6. Legacy clients, browsers and protocols
Attackers may be able to bypass MFA in certain situations due to legacy protocols not supporting MFA. Internet Message Access Protocol (IMAP) access is an example of this. Legacy clients, browsers and protocols should be reviewed with the intention of modernizing them, to reduce the risk of this attack. Full investigation and planning followed by phased testing and service modernization are highly recommended, to avoid breaking production services that rely on legacy protocols.
7. Monitoring of admin and user accounts

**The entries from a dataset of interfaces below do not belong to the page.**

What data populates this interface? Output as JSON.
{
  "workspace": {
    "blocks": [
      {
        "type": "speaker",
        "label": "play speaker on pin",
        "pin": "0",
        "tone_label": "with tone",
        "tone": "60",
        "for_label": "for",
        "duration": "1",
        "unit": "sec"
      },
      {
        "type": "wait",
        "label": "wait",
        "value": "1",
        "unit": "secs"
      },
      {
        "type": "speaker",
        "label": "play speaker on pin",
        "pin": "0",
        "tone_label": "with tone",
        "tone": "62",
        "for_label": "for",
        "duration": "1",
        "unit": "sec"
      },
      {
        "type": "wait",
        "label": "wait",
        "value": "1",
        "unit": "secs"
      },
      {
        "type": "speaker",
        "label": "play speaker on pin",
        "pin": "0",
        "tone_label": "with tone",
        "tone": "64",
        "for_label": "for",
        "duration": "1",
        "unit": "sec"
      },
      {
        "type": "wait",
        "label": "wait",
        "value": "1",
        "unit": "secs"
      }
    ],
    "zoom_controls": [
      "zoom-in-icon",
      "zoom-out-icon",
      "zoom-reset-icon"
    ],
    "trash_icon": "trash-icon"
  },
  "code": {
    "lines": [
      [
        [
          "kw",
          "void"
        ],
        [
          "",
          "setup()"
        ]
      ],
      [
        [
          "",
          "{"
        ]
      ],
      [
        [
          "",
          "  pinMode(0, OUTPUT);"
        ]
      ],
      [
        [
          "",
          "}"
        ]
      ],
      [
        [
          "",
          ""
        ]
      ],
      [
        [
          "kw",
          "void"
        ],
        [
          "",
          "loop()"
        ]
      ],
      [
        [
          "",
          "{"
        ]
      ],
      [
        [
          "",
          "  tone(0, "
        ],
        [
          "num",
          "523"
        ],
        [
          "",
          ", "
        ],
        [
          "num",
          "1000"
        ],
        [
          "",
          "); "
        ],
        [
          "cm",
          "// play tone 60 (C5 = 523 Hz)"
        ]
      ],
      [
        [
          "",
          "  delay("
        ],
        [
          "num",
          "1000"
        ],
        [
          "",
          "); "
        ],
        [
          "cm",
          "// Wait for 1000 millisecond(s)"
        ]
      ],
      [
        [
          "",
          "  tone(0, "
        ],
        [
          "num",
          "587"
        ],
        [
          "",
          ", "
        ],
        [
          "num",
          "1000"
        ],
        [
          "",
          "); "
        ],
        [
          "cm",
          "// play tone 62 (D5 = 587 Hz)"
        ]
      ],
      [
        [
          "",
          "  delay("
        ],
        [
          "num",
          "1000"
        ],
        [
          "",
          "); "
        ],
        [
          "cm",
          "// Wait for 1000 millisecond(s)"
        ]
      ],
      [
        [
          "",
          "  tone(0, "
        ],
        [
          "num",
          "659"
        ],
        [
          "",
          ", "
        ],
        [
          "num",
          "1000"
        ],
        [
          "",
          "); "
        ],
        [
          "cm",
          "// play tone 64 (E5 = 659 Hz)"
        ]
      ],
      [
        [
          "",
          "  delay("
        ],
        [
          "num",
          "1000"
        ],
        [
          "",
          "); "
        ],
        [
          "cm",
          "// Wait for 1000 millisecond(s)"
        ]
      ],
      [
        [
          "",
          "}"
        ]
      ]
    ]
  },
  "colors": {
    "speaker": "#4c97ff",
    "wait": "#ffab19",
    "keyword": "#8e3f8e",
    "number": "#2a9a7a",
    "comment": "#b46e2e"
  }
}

It is crucial that organizations regularly review their cloud management plane and directory service audit logs for both admin and user account activity. Scheduled reporting sent to email distribution lists, alerting, Security Information and Event Management (SIEM) integration, and event-driven security are all strongly recommended. Integration with a SIEM will allow the organization to correlate events with information from multiple feeds and logging systems. Some platforms and solutions also provide behavioural analytics and machine learning, and integration with partner threat intelligence feeds.
Monitoring will allow visibility into password spraying attacks in progress and allow for manual or automated remediation. Automating this remediation with event driven security will greatly improve the ability to combat such threats in a sustainable manner.
Native audit logging tools on the cloud platform management plane can be used if the above is not available, to augment these tools or in the planning stages.
Recommendations to counter the threat of password spraying attacks:
- Implement MFA
- Consider ABAC over RBAC
- Implement a banned password list
- Use a strong password complexity policy
- Strengthen your account lockout policy
- Investigate legacy protocol and service modernization
- Monitor your admin and user accounts for unusual activity
Due to the broad network access characteristic of cloud services, identity management requires even more focus than with traditional on-premises network security as by default both admin and standard user accounts are accessible from any location in the world, should the requesting party have a valid username and password. It is important to stay up to date on the security capabilities of your cloud applications, platforms, and identity providers, along with the following security best practice. It’s imperative that this exercise is incorporated into security operations to ensure day to day threats are minimized and not undertaken on a scheduled basis as the threat landscape is constantly shifting.